Jaime Contreras, vice president of Service Employees International Union Local 32BJ, which has been organizing some of the workers, welcomed the proposal as a step forward to helping workers, many of whom say have to work multiple jobs to make ends meet.

“It is not everything we wanted, but it is a huge first step,” Contreras said. “It sets the floor higher. It is a gain for these workers.”

David Tucker, who has worked as a skycap at both National and Dulles airports since 1962, said the boost is long overdue recognition of the hard work of people like him.

“It’s really going to help people,” he said.

Other workers agreed.

“With this raise, I’ll be able to afford my apartment rent,” said Pearl Fuller, a food service employee at Dulles, who makes $9.20 an hour hour.

“Right now, I have to work two jobs,” said Fuller, who lives in Sterling, in Loudoun County. “If the airport votes to raise our wage, I’ll be able to take better care of my children.”

The expansion of the authority’s living wage program covers eight additional contracts, and will cost $750,000 to $850,000 annually, according to a report prepared for the board.

The base hourly wage will increase to $11.55 on Jan. 1 of next year, $12.15 on Jan. 1, 2019, and $12.75 on Jan. 1, 2020. After that, increases will be tied to inflation.

In Virginia, home to National and Dulles airports, the minimum wage is $7.25 an hour — the same as the federal minimum, which was last changed in 2009. The District’s minimum, now $11.50, is scheduled to rise to $15 in four years. Maryland’s minimum wage is $8.75, and is expected to increase to $10.10 in 2018.

A board committee studied the wage issue for a year and looked at proposals from SEIU 32BJ, which is organizing wheelchair attendants, cabin cleaners and baggage handlers and Unite Here Local 23, which is organizing the airports’ food and retail workers.

The committee rejected SEIU’s call for $15 an hour, and Unite Here’s pleas for the authority to require businesses to execute a labor peace agreement with a union.

The committee also looked at similar wage policies at other airports, and current minimums at Boston’s Logan International Airport, which is $12; and New York’s John F. Kennedy and LaGuardia airports where the minimum wage is $11.
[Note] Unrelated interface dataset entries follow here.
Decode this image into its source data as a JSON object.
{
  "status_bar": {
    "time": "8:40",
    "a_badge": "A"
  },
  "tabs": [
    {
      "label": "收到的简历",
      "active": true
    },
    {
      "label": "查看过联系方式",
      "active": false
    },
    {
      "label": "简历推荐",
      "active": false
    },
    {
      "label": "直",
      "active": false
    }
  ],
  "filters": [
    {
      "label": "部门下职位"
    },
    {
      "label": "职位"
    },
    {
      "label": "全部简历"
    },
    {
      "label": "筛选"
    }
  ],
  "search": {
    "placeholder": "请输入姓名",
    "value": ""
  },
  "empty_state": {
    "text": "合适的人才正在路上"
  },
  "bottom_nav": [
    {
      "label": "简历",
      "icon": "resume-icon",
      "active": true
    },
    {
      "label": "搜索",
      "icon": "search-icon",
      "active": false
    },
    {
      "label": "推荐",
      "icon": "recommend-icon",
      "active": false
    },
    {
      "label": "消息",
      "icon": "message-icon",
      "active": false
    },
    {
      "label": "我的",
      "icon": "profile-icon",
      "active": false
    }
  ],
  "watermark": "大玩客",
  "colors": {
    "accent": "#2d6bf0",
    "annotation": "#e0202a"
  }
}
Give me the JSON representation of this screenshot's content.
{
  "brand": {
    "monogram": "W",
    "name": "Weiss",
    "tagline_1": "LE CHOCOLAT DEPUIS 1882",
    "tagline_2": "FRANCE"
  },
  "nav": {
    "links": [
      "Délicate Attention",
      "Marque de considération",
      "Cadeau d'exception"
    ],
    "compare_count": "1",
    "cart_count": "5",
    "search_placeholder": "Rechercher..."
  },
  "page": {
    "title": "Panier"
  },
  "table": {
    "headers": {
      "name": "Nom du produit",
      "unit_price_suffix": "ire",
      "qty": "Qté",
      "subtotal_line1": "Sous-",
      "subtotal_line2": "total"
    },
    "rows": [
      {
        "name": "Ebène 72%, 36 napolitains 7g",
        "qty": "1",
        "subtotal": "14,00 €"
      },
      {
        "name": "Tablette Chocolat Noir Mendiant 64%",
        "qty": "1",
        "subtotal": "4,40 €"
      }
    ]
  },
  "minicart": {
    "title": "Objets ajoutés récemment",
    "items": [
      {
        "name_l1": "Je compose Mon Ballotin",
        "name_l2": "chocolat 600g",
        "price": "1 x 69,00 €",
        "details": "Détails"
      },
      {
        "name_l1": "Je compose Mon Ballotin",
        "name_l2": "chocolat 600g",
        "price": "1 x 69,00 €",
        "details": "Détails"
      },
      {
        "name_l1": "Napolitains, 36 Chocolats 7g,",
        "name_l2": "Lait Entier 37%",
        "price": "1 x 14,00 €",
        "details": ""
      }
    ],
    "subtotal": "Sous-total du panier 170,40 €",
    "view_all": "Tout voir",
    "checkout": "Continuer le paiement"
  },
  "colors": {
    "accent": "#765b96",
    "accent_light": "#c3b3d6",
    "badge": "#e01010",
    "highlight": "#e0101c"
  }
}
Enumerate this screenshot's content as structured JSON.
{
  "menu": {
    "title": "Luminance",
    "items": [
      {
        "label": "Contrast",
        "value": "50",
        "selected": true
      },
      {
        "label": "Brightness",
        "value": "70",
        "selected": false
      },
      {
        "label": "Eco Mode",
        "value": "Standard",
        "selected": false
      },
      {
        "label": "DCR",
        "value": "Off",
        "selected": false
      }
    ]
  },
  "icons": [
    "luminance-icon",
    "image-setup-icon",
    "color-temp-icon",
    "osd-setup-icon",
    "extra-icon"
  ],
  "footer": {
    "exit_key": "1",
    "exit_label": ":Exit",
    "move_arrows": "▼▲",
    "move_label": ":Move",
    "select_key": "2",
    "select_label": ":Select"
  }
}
https://www.washingtonpost.com/news/dr-gridlock/wp/2017/04/18/wages-for-contract-workers-at-national-and-dulles-airports-could-increase-by-4-an-hour/?utm_term=.0943c99b6603



f t # e

Office Locations